Yet this is all about social selection and not about religious ethos, it isn’t the religion that the parents want. So why is it that only the churches get to play this game? Why can’t other groups, perhaps “higher-rate taxpayers” or “Tory voters”, have their own schools, with the power of selection and the right to reject less-desirable children? You can bet they’d be popular with those who qualified. The answer is that the government — for good reasons of social cohesion and the avoidance of sink schools — won’t allow it. It doesn’t allow it for anyone other than religious groups.
One might accept some degree of hold-over from that past, some historical relics from the times when religion dominated society. But faith schools are being increased at a time when society is getting progressively less religious, and the Bishop of Oxford, who already has a million school children under his control, all funded by the taxpayer, is asking for still more faith schools!

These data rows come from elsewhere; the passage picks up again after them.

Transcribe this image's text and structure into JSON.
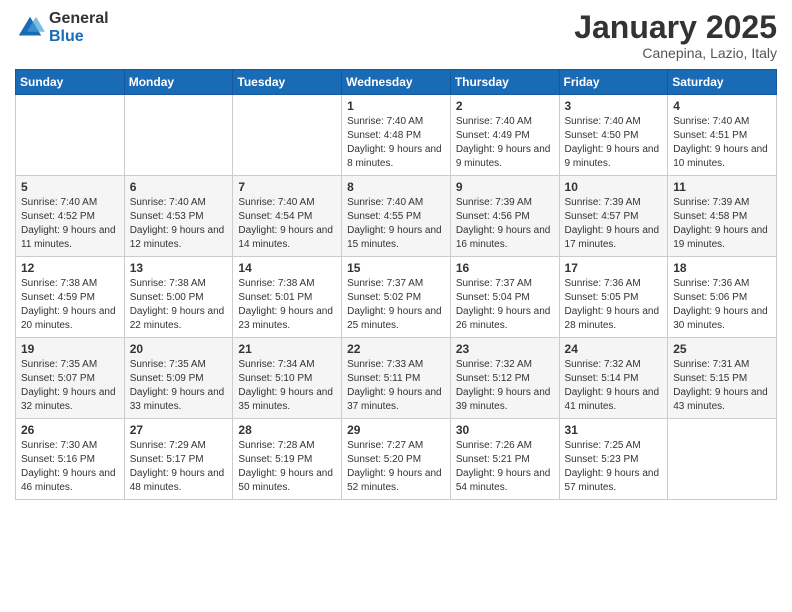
{
  "logo": {
    "general": "General",
    "blue": "Blue"
  },
  "title": {
    "month": "January 2025",
    "location": "Canepina, Lazio, Italy"
  },
  "weekdays": [
    "Sunday",
    "Monday",
    "Tuesday",
    "Wednesday",
    "Thursday",
    "Friday",
    "Saturday"
  ],
  "weeks": [
    [
      {
        "day": "",
        "info": ""
      },
      {
        "day": "",
        "info": ""
      },
      {
        "day": "",
        "info": ""
      },
      {
        "day": "1",
        "info": "Sunrise: 7:40 AM\nSunset: 4:48 PM\nDaylight: 9 hours and 8 minutes."
      },
      {
        "day": "2",
        "info": "Sunrise: 7:40 AM\nSunset: 4:49 PM\nDaylight: 9 hours and 9 minutes."
      },
      {
        "day": "3",
        "info": "Sunrise: 7:40 AM\nSunset: 4:50 PM\nDaylight: 9 hours and 9 minutes."
      },
      {
        "day": "4",
        "info": "Sunrise: 7:40 AM\nSunset: 4:51 PM\nDaylight: 9 hours and 10 minutes."
      }
    ],
    [
      {
        "day": "5",
        "info": "Sunrise: 7:40 AM\nSunset: 4:52 PM\nDaylight: 9 hours and 11 minutes."
      },
      {
        "day": "6",
        "info": "Sunrise: 7:40 AM\nSunset: 4:53 PM\nDaylight: 9 hours and 12 minutes."
      },
      {
        "day": "7",
        "info": "Sunrise: 7:40 AM\nSunset: 4:54 PM\nDaylight: 9 hours and 14 minutes."
      },
      {
        "day": "8",
        "info": "Sunrise: 7:40 AM\nSunset: 4:55 PM\nDaylight: 9 hours and 15 minutes."
      },
      {
        "day": "9",
        "info": "Sunrise: 7:39 AM\nSunset: 4:56 PM\nDaylight: 9 hours and 16 minutes."
      },
      {
        "day": "10",
        "info": "Sunrise: 7:39 AM\nSunset: 4:57 PM\nDaylight: 9 hours and 17 minutes."
      },
      {
        "day": "11",
        "info": "Sunrise: 7:39 AM\nSunset: 4:58 PM\nDaylight: 9 hours and 19 minutes."
      }
    ],
    [
      {
        "day": "12",
        "info": "Sunrise: 7:38 AM\nSunset: 4:59 PM\nDaylight: 9 hours and 20 minutes."
      },
      {
        "day": "13",
        "info": "Sunrise: 7:38 AM\nSunset: 5:00 PM\nDaylight: 9 hours and 22 minutes."
      },
      {
        "day": "14",
        "info": "Sunrise: 7:38 AM\nSunset: 5:01 PM\nDaylight: 9 hours and 23 minutes."
      },
      {
        "day": "15",
        "info": "Sunrise: 7:37 AM\nSunset: 5:02 PM\nDaylight: 9 hours and 25 minutes."
      },
      {
        "day": "16",
        "info": "Sunrise: 7:37 AM\nSunset: 5:04 PM\nDaylight: 9 hours and 26 minutes."
      },
      {
        "day": "17",
        "info": "Sunrise: 7:36 AM\nSunset: 5:05 PM\nDaylight: 9 hours and 28 minutes."
      },
      {
        "day": "18",
        "info": "Sunrise: 7:36 AM\nSunset: 5:06 PM\nDaylight: 9 hours and 30 minutes."
      }
    ],
    [
      {
        "day": "19",
        "info": "Sunrise: 7:35 AM\nSunset: 5:07 PM\nDaylight: 9 hours and 32 minutes."
      },
      {
        "day": "20",
        "info": "Sunrise: 7:35 AM\nSunset: 5:09 PM\nDaylight: 9 hours and 33 minutes."
      },
      {
        "day": "21",
        "info": "Sunrise: 7:34 AM\nSunset: 5:10 PM\nDaylight: 9 hours and 35 minutes."
      },
      {
        "day": "22",
        "info": "Sunrise: 7:33 AM\nSunset: 5:11 PM\nDaylight: 9 hours and 37 minutes."
      },
      {
        "day": "23",
        "info": "Sunrise: 7:32 AM\nSunset: 5:12 PM\nDaylight: 9 hours and 39 minutes."
      },
      {
        "day": "24",
        "info": "Sunrise: 7:32 AM\nSunset: 5:14 PM\nDaylight: 9 hours and 41 minutes."
      },
      {
        "day": "25",
        "info": "Sunrise: 7:31 AM\nSunset: 5:15 PM\nDaylight: 9 hours and 43 minutes."
      }
    ],
    [
      {
        "day": "26",
        "info": "Sunrise: 7:30 AM\nSunset: 5:16 PM\nDaylight: 9 hours and 46 minutes."
      },
      {
        "day": "27",
        "info": "Sunrise: 7:29 AM\nSunset: 5:17 PM\nDaylight: 9 hours and 48 minutes."
      },
      {
        "day": "28",
        "info": "Sunrise: 7:28 AM\nSunset: 5:19 PM\nDaylight: 9 hours and 50 minutes."
      },
      {
        "day": "29",
        "info": "Sunrise: 7:27 AM\nSunset: 5:20 PM\nDaylight: 9 hours and 52 minutes."
      },
      {
        "day": "30",
        "info": "Sunrise: 7:26 AM\nSunset: 5:21 PM\nDaylight: 9 hours and 54 minutes."
      },
      {
        "day": "31",
        "info": "Sunrise: 7:25 AM\nSunset: 5:23 PM\nDaylight: 9 hours and 57 minutes."
      },
      {
        "day": "",
        "info": ""
      }
    ]
  ]
}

When the non-religious protest about this system, and ask for Fair Admissions, for a rule that says that no state-funded school may discriminate over the religion of the child’s parents, they are accused of getting “overheated” and “ideological”. The Christians are trying to shut down the debate simply to protect their privilege.
Yes this is ideological: some of us do regard religious equality as a fundamental moral principle. You can bet that, were it Christians who had the far worse choice of taxpayer-funded schools, then those Christians would very quickly get “overheated”. After all, they get emotional enough about employers who ask them to wear a crucifix under their clothing rather over it, a trivial matter compared to childrens’ education.
Sorry, Mister Bishop of Oxford, sorry Theos Think Tank, this is a matter of fundamental principle and moral fairness. We should have two new rules for taxpayer-funded schools:
1) No school may ask about or discriminate over the religion of a child or the child’s parents, when deciding who to admit.
2) Any religous participation or worship in schools should be optional and opt-in, and clearly perceived as such by the pupils. Religion should be a free choice, not something coerced.
That’s only asking for what America and France achieved centuries ago. The majority of the population here are opposed in principle to faith schools; only a third support them. So why are they being expanded? Politicans think that they’ll lose votes if they don’t pander to the religious lobbies but presume that the non-religious won’t care. We non-religious need to start voting. Getting “overheated” is a good start.